=== Section Start ===
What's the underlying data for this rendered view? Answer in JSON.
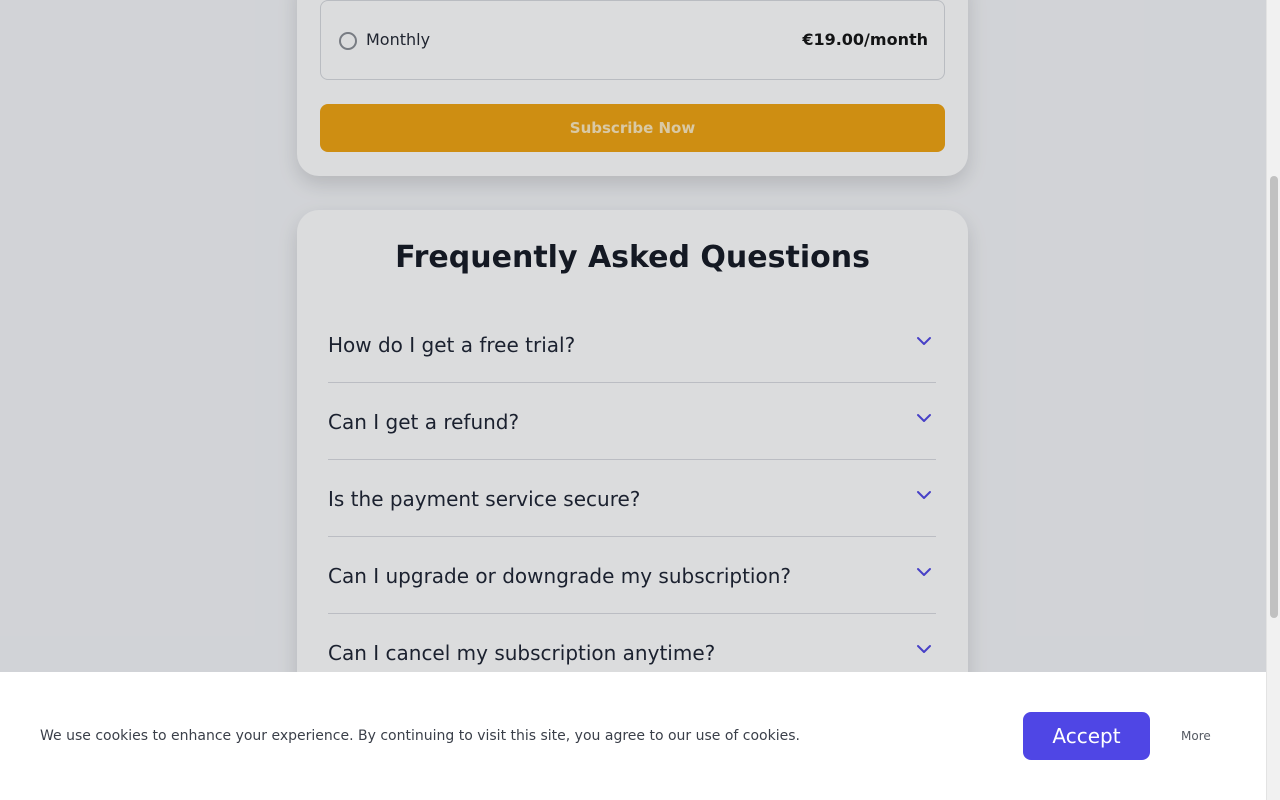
{
  "plan": {
    "option_label": "Monthly",
    "option_price": "€19.00/month",
    "subscribe_label": "Subscribe Now"
  },
  "faq": {
    "title": "Frequently Asked Questions",
    "items": [
      {
        "question": "How do I get a free trial?"
      },
      {
        "question": "Can I get a refund?"
      },
      {
        "question": "Is the payment service secure?"
      },
      {
        "question": "Can I upgrade or downgrade my subscription?"
      },
      {
        "question": "Can I cancel my subscription anytime?"
      }
    ],
    "icon": "chevron-down-icon"
  },
  "cookie": {
    "message": "We use cookies to enhance your experience. By continuing to visit this site, you agree to our use of cookies.",
    "accept_label": "Accept",
    "more_label": "More"
  },
  "colors": {
    "accent": "#4f46e5",
    "subscribe": "#f0a20e"
  }
}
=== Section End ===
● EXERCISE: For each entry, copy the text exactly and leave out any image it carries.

● FINISHED TASK:
What's the underlying data for this rendered view? Answer in JSON.
{
  "plan": {
    "option_label": "Monthly",
    "option_price": "€19.00/month",
    "subscribe_label": "Subscribe Now"
  },
  "faq": {
    "title": "Frequently Asked Questions",
    "items": [
      {
        "question": "How do I get a free trial?"
      },
      {
        "question": "Can I get a refund?"
      },
      {
        "question": "Is the payment service secure?"
      },
      {
        "question": "Can I upgrade or downgrade my subscription?"
      },
      {
        "question": "Can I cancel my subscription anytime?"
      }
    ],
    "icon": "chevron-down-icon"
  },
  "cookie": {
    "message": "We use cookies to enhance your experience. By continuing to visit this site, you agree to our use of cookies.",
    "accept_label": "Accept",
    "more_label": "More"
  },
  "colors": {
    "accent": "#4f46e5",
    "subscribe": "#f0a20e"
  }
}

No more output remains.